It seems Hilton has the edge in technology, with a mobile app that lets you choose your room before check-in as well as research you described above. But Marriott/SPG is the larger chain. Tough choice.
Did they say if the WA Maldives is still on track for a Q1 2019 opening??
This is all great in regards to Hilton’s “hard product”, but where is the real insight into the “soft product” (especially in regards to Elite Honors members)? I have been Hilton “Gold” for years. In the past 3-4 years I have participated in “Diamond” matches, and I have to say I have not been impressed. To the point where I gave up even trying to retain “Diamond” status. On a high percentage of my initial stays during the “match”period, I had to file complaints with the HHONORS desk, as the properties could not resolve simple issues. These were all on simple customer service sort of issues. Double billing, assigned rooms with trash still in them etc. Hilton needs to up their game on the “soft product” (e.g. customer service) and not just the “hard product”. Maybe they should strive to be as good as SPG?
Funny that hotels think they need gyms inside the rooms when they do such a poor job of maintaining the gym that all the hotel guests use. How about fixing the tv’s, posting a channel guide and making sure there is water? Gotta get the basics right. Hilton does an especially poor job.
Another thing – what does Diamond get you at Hampton, Homewood or Embassy Suits. That’s right – exactly nothing. Why bother?
I have recently received many Diamond upgrades at Hampton. I actually recently received an apology that no upgrades were available. Even though this is not a published benefit, I do see it happen.
Gary Leff says
“the 95,000-point cap on redemptions” is one of the great weaknesses, not strengths, of the program.
well, maybe bringing back a NON dynamic award redemption might be a good start. What’s the use of investing $ into hoarding points when it’s just another deflated currency that they can devalue at will at any point of time at their discretion? At the end of day, cash is king, and unless you can provide exceptional value for your points over cash, the consumer will continue to feed their $ to 3rd party booking sites.
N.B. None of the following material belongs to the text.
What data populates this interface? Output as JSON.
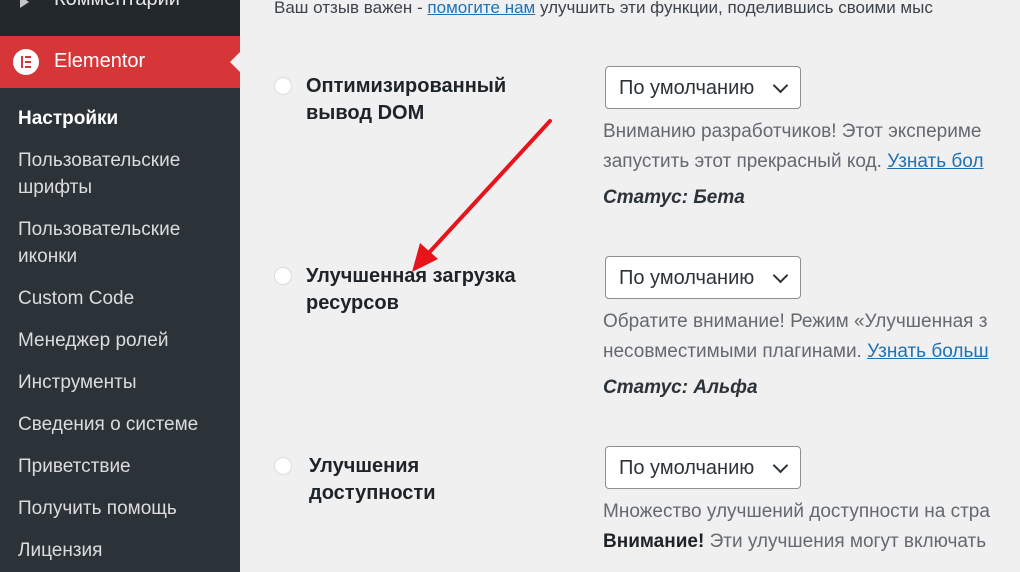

Pamela Sue Boggs says
Angelina can you please let me know if you you received my my letter. Thanks Pam Boggs
Angelina Aucello says
Not sure I have